The task:
Each entry below should be retyped exactly as given.

[Stored data]
-*-
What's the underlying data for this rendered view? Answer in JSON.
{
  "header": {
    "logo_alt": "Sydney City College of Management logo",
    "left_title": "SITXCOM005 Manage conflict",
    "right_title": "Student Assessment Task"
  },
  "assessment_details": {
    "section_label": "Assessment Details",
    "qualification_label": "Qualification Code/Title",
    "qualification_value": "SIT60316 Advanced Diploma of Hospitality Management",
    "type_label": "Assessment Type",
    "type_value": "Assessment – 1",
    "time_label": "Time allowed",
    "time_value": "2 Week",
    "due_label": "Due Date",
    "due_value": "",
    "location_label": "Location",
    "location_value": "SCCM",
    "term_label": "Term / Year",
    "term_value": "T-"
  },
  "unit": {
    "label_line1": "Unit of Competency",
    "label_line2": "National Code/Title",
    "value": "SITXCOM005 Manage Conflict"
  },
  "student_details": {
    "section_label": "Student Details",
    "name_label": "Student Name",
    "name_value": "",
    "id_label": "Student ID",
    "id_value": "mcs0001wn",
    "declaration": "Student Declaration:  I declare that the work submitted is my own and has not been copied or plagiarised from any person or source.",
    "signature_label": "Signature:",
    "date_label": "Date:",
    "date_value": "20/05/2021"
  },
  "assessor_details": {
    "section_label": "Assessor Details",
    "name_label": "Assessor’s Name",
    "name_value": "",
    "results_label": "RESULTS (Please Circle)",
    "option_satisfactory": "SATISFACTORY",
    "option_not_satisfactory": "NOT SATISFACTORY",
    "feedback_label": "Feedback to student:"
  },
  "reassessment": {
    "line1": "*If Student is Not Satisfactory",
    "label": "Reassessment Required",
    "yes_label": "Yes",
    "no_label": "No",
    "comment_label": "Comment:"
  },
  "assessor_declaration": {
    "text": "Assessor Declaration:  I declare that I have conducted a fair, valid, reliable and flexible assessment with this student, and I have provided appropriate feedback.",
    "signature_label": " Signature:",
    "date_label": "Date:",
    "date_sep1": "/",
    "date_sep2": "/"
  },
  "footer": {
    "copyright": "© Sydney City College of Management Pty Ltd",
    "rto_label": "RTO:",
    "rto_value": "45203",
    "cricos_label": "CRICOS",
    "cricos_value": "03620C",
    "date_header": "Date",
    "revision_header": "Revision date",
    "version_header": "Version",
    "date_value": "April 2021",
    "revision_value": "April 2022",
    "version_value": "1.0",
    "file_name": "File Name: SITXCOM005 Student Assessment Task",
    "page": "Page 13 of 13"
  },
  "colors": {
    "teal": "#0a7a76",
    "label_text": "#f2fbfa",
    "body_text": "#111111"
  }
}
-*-
Finished exercise:
What's the underlying data for this rendered view? Answer in JSON.
{
  "header": {
    "logo_alt": "Sydney City College of Management logo",
    "left_title": "SITXCOM005 Manage conflict",
    "right_title": "Student Assessment Task"
  },
  "assessment_details": {
    "section_label": "Assessment Details",
    "qualification_label": "Qualification Code/Title",
    "qualification_value": "SIT60316 Advanced Diploma of Hospitality Management",
    "type_label": "Assessment Type",
    "type_value": "Assessment – 1",
    "time_label": "Time allowed",
    "time_value": "2 Week",
    "due_label": "Due Date",
    "due_value": "",
    "location_label": "Location",
    "location_value": "SCCM",
    "term_label": "Term / Year",
    "term_value": "T-"
  },
  "unit": {
    "label_line1": "Unit of Competency",
    "label_line2": "National Code/Title",
    "value": "SITXCOM005 Manage Conflict"
  },
  "student_details": {
    "section_label": "Student Details",
    "name_label": "Student Name",
    "name_value": "",
    "id_label": "Student ID",
    "id_value": "mcs0001wn",
    "declaration": "Student Declaration:  I declare that the work submitted is my own and has not been copied or plagiarised from any person or source.",
    "signature_label": "Signature:",
    "date_label": "Date:",
    "date_value": "20/05/2021"
  },
  "assessor_details": {
    "section_label": "Assessor Details",
    "name_label": "Assessor’s Name",
    "name_value": "",
    "results_label": "RESULTS (Please Circle)",
    "option_satisfactory": "SATISFACTORY",
    "option_not_satisfactory": "NOT SATISFACTORY",
    "feedback_label": "Feedback to student:"
  },
  "reassessment": {
    "line1": "*If Student is Not Satisfactory",
    "label": "Reassessment Required",
    "yes_label": "Yes",
    "no_label": "No",
    "comment_label": "Comment:"
  },
  "assessor_declaration": {
    "text": "Assessor Declaration:  I declare that I have conducted a fair, valid, reliable and flexible assessment with this student, and I have provided appropriate feedback.",
    "signature_label": " Signature:",
    "date_label": "Date:",
    "date_sep1": "/",
    "date_sep2": "/"
  },
  "footer": {
    "copyright": "© Sydney City College of Management Pty Ltd",
    "rto_label": "RTO:",
    "rto_value": "45203",
    "cricos_label": "CRICOS",
    "cricos_value": "03620C",
    "date_header": "Date",
    "revision_header": "Revision date",
    "version_header": "Version",
    "date_value": "April 2021",
    "revision_value": "April 2022",
    "version_value": "1.0",
    "file_name": "File Name: SITXCOM005 Student Assessment Task",
    "page": "Page 13 of 13"
  },
  "colors": {
    "teal": "#0a7a76",
    "label_text": "#f2fbfa",
    "body_text": "#111111"
  }
}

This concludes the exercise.